Professional Development changing standards

If there is one thing the NCLB taught us, that would be poor metrics and evaluations leads to teacher and student underperformance.

Bill Gates agrees, there should be a fairer way to evaluate a teacher in the classroom. Let’s use our resources and invest our money into technology that drives better professional development and evaluation metrics.

Many companies offer PD courses for employees seeking certifications and skills training. Courses are conducted onsite in a neighborhood facility, via webinar training or within an online learning management system.

PD organizations nationwide:

International Society of Technology in Education (ISTE) – Making connections with professional learning opportunities

MindEdge – Massachusetts owned company offering narrative learning-based courses blended with innovative technology for Higher Ed clients (Check out their blog for the definition of interactivity in learning)

Educational Technology Training Center – Associated with the Richard Stockton School of Education, ETTC offers professional development aimed at increasing student achievement


After effects of NCLB Legislation

Education policies has been down a shaky road since the Elementary and Secondary Education Act (ESEA) was first administered in 1965, allowing federal funding for K12 schools.

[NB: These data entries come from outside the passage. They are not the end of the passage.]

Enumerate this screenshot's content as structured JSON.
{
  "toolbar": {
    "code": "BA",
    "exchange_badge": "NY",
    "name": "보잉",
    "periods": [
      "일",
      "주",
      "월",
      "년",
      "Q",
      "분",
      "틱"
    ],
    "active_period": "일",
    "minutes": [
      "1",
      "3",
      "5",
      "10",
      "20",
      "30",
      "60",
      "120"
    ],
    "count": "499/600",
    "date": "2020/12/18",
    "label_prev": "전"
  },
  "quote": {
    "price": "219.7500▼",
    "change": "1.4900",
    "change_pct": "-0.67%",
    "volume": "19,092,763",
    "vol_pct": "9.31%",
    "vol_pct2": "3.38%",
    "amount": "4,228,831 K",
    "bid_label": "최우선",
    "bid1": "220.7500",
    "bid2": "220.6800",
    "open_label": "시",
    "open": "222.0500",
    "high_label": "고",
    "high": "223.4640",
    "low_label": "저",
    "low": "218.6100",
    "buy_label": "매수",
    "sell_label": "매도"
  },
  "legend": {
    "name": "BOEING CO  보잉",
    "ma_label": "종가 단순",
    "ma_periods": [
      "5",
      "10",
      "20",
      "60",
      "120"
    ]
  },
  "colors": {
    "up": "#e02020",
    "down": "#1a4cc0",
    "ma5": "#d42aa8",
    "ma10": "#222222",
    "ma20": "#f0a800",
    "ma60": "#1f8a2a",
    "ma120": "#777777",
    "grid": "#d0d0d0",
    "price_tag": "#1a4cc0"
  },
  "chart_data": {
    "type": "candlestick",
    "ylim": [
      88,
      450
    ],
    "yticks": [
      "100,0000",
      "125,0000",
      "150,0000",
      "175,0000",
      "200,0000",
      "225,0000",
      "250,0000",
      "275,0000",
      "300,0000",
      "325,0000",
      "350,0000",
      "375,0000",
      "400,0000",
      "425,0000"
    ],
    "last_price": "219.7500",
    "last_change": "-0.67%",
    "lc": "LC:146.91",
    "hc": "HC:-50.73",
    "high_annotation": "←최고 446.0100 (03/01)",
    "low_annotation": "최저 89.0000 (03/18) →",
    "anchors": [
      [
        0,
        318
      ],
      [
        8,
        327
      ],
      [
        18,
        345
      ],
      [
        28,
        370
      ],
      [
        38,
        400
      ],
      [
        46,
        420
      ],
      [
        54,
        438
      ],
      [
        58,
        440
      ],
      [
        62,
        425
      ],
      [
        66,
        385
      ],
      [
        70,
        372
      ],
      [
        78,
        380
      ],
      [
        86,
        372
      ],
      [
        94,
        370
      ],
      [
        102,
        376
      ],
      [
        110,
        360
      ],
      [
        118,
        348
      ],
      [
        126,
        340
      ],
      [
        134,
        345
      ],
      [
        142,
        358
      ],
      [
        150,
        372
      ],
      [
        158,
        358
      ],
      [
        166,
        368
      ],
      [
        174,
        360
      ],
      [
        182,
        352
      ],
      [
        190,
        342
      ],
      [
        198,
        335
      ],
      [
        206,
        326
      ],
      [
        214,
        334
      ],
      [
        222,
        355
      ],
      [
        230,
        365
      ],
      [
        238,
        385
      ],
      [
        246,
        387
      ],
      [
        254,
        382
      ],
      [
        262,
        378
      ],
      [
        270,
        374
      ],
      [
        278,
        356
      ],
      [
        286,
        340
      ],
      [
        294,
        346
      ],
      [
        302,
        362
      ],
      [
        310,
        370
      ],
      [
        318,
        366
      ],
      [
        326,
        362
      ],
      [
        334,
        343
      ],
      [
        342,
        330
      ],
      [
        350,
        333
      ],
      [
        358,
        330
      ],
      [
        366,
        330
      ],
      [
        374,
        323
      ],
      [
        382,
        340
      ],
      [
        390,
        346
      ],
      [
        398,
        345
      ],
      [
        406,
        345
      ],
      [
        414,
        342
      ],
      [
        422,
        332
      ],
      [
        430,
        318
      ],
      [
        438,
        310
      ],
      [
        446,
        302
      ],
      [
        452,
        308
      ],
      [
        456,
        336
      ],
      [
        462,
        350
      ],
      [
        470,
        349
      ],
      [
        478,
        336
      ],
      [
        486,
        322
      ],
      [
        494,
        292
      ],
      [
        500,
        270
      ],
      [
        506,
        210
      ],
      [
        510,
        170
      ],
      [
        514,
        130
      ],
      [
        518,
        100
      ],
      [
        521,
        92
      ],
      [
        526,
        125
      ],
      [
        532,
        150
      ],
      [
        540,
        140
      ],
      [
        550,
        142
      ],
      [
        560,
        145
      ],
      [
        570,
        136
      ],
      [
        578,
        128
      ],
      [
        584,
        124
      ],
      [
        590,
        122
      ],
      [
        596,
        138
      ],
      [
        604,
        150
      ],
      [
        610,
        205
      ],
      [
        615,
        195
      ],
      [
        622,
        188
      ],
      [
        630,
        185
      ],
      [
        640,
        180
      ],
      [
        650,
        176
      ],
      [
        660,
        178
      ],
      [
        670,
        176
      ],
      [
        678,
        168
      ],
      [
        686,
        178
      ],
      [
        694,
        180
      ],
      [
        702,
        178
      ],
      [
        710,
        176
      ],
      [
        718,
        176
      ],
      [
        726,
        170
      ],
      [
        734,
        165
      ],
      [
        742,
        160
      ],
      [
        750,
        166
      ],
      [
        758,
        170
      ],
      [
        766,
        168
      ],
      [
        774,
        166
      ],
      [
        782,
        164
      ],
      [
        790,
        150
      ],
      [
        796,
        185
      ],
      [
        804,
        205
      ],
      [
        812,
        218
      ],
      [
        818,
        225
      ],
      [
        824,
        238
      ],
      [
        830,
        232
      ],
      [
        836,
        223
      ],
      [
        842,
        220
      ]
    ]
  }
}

ESEA has changed many names since its inception and each transformation inherits the same goal: encourage an incentive program for outstanding performance. The ESEA Act was reauthorized as No Child Left Behind in 2001.

No Child Left Behind was administered to improve educational opportunities for low income students and to deliver accountability measures for underperforming districts. Mandatory each year under this act, students are tested in math and reading in grades 3-8 and once during grades 10-12. Annually students are tested once in science in grades 3-5, 6-8 and 10-12. These test scores must be published publicly with mention to any special populations including disabilities, ethnicity and family household income.

I argue two negative outcomes of this education policy. My disagreement with NCLB is with how a school’s performance is rated and the loss of funding in places it matters most.

Standardized Testing
Many parents, educators and students themselves believe teaching to the test has profound negative impacts on pedagogy and comprehension of material. I personally believe standardized tests teach memorization skills and are a poor indicator of a student’s aptitude with apparent disregard to creativity and out-of-the-box problem solving.

It is a fact, however, that states maintain funding (via NCLB waivers) if they require 95% of students to participate in standardized testing. What a great example of money dictating curriculum. Such debate has spewed parents to opt their children out of standardized testing.

Lost school funding
Over the last few years, New Hampshire has offered after-school tutoring at no cost to families who qualified for subsidies through the state’s funding campaign. The program was cut this year and questions, does our state motto Live free or Die pertain to education as well?

This all may seem out of date since Obama’s Race to the Top program has replaced NCLB. But there are plenty of states with substantial funding cuts due to poorly policed regulations. After Obama’s recent Presidential Address, I question what is being done to change our problems at home.

Side note: By 2014 all students must be proficient in grade level math and reading content areas. And parents: this is why we have a surge of consumerism in the classroom. Companies are racing to develop standard-aligned solutions; educational publishers, mobile app developers, big data big wigs.